▸ **Requirement**:
Would it be possible to write out each entry below exactly, without the pictures?

====== Task input

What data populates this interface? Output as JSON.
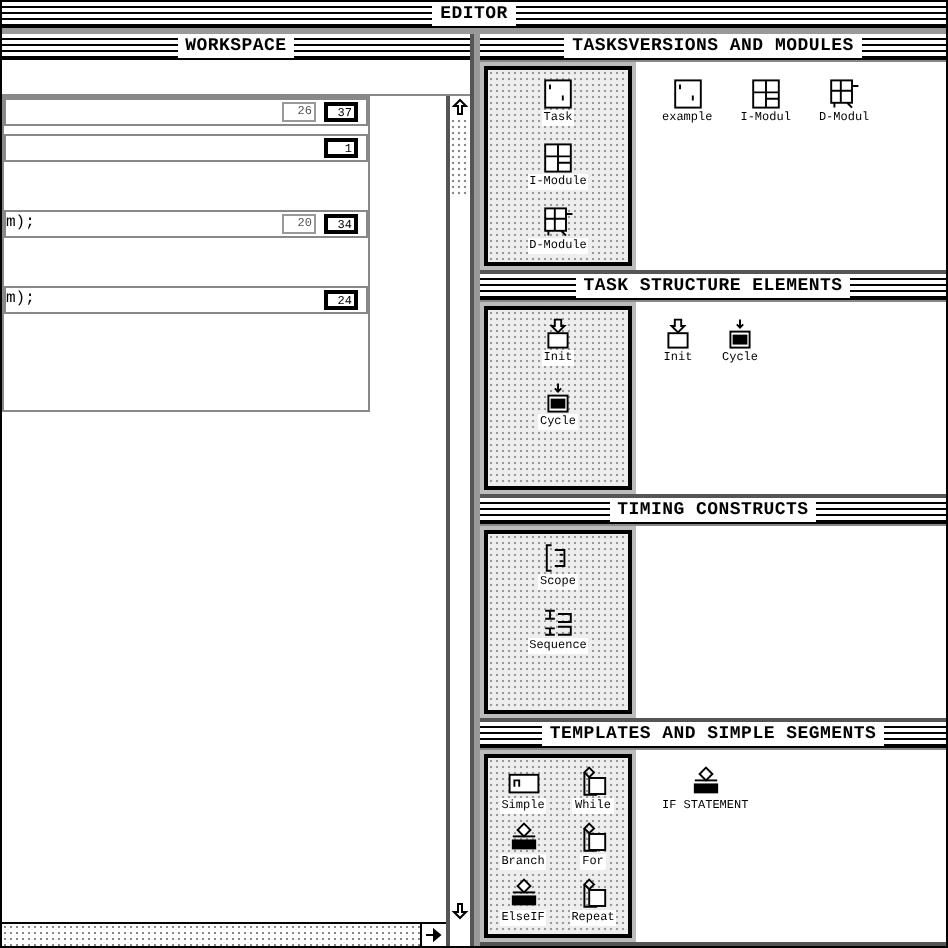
{
  "window": {
    "title": "EDITOR"
  },
  "workspace": {
    "title": "WORKSPACE",
    "code_rows": [
      {
        "numbers": [
          {
            "text": "26",
            "kind": "plain"
          },
          {
            "text": "37",
            "kind": "framed"
          }
        ]
      },
      {
        "numbers": [
          {
            "text": "1",
            "kind": "framed"
          }
        ]
      },
      {
        "text": "m);",
        "numbers": [
          {
            "text": "20",
            "kind": "plain"
          },
          {
            "text": "34",
            "kind": "framed"
          }
        ]
      },
      {
        "text": "m);",
        "numbers": [
          {
            "text": "24",
            "kind": "framed"
          }
        ]
      }
    ]
  },
  "sections": [
    {
      "title": "TASKSVERSIONS AND MODULES",
      "palette": [
        {
          "label": "Task",
          "kind": "task"
        },
        {
          "label": "I-Module",
          "kind": "imodule"
        },
        {
          "label": "D-Module",
          "kind": "dmodule"
        }
      ],
      "items": [
        {
          "label": "example",
          "kind": "task"
        },
        {
          "label": "I-Modul",
          "kind": "imodule"
        },
        {
          "label": "D-Modul",
          "kind": "dmodule"
        }
      ]
    },
    {
      "title": "TASK STRUCTURE ELEMENTS",
      "palette": [
        {
          "label": "Init",
          "kind": "init"
        },
        {
          "label": "Cycle",
          "kind": "cycle"
        }
      ],
      "items": [
        {
          "label": "Init",
          "kind": "init"
        },
        {
          "label": "Cycle",
          "kind": "cycle"
        }
      ]
    },
    {
      "title": "TIMING CONSTRUCTS",
      "palette": [
        {
          "label": "Scope",
          "kind": "scope"
        },
        {
          "label": "Sequence",
          "kind": "sequence"
        }
      ]
    },
    {
      "title": "TEMPLATES AND SIMPLE SEGMENTS",
      "palette": [
        {
          "label": "Simple",
          "kind": "simple"
        },
        {
          "label": "While",
          "kind": "loop"
        },
        {
          "label": "Branch",
          "kind": "branch"
        },
        {
          "label": "For",
          "kind": "loop"
        },
        {
          "label": "ElseIF",
          "kind": "branch"
        },
        {
          "label": "Repeat",
          "kind": "loop"
        }
      ],
      "items": [
        {
          "label": "IF STATEMENT",
          "kind": "branch"
        }
      ]
    }
  ]
}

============

▸ **Reply**:
What data populates this interface? Output as JSON.
{
  "window": {
    "title": "EDITOR"
  },
  "workspace": {
    "title": "WORKSPACE",
    "code_rows": [
      {
        "numbers": [
          {
            "text": "26",
            "kind": "plain"
          },
          {
            "text": "37",
            "kind": "framed"
          }
        ]
      },
      {
        "numbers": [
          {
            "text": "1",
            "kind": "framed"
          }
        ]
      },
      {
        "text": "m);",
        "numbers": [
          {
            "text": "20",
            "kind": "plain"
          },
          {
            "text": "34",
            "kind": "framed"
          }
        ]
      },
      {
        "text": "m);",
        "numbers": [
          {
            "text": "24",
            "kind": "framed"
          }
        ]
      }
    ]
  },
  "sections": [
    {
      "title": "TASKSVERSIONS AND MODULES",
      "palette": [
        {
          "label": "Task",
          "kind": "task"
        },
        {
          "label": "I-Module",
          "kind": "imodule"
        },
        {
          "label": "D-Module",
          "kind": "dmodule"
        }
      ],
      "items": [
        {
          "label": "example",
          "kind": "task"
        },
        {
          "label": "I-Modul",
          "kind": "imodule"
        },
        {
          "label": "D-Modul",
          "kind": "dmodule"
        }
      ]
    },
    {
      "title": "TASK STRUCTURE ELEMENTS",
      "palette": [
        {
          "label": "Init",
          "kind": "init"
        },
        {
          "label": "Cycle",
          "kind": "cycle"
        }
      ],
      "items": [
        {
          "label": "Init",
          "kind": "init"
        },
        {
          "label": "Cycle",
          "kind": "cycle"
        }
      ]
    },
    {
      "title": "TIMING CONSTRUCTS",
      "palette": [
        {
          "label": "Scope",
          "kind": "scope"
        },
        {
          "label": "Sequence",
          "kind": "sequence"
        }
      ]
    },
    {
      "title": "TEMPLATES AND SIMPLE SEGMENTS",
      "palette": [
        {
          "label": "Simple",
          "kind": "simple"
        },
        {
          "label": "While",
          "kind": "loop"
        },
        {
          "label": "Branch",
          "kind": "branch"
        },
        {
          "label": "For",
          "kind": "loop"
        },
        {
          "label": "ElseIF",
          "kind": "branch"
        },
        {
          "label": "Repeat",
          "kind": "loop"
        }
      ],
      "items": [
        {
          "label": "IF STATEMENT",
          "kind": "branch"
        }
      ]
    }
  ]
}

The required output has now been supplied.